RECORDS FOR PROCESSING ▸
<<<<

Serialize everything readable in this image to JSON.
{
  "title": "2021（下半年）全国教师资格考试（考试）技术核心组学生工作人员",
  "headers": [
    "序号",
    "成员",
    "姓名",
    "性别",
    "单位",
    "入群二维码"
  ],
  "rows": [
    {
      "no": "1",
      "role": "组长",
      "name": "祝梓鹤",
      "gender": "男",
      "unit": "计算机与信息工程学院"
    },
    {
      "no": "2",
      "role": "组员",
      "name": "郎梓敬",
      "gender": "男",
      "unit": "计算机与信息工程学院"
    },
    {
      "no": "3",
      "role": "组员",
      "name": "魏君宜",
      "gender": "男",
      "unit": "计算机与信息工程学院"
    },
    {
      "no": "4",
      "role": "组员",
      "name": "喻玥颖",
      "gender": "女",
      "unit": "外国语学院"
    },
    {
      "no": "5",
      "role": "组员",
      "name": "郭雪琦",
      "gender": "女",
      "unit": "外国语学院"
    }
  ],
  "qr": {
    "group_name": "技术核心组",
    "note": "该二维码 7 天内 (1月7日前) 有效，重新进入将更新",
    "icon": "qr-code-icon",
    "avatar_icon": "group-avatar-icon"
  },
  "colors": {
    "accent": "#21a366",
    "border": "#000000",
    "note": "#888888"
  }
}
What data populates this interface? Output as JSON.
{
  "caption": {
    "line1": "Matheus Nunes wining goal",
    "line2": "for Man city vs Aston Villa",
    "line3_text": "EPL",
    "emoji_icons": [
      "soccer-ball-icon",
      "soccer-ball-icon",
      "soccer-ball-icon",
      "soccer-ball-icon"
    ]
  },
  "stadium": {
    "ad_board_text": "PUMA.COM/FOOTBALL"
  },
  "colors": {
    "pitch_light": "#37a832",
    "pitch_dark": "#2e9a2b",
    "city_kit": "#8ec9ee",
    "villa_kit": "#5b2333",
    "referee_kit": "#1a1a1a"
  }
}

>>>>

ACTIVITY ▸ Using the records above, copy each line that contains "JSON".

ANSWER TO THIS EXERCISE ▸
Serialize everything readable in this image to JSON.
What data populates this interface? Output as JSON.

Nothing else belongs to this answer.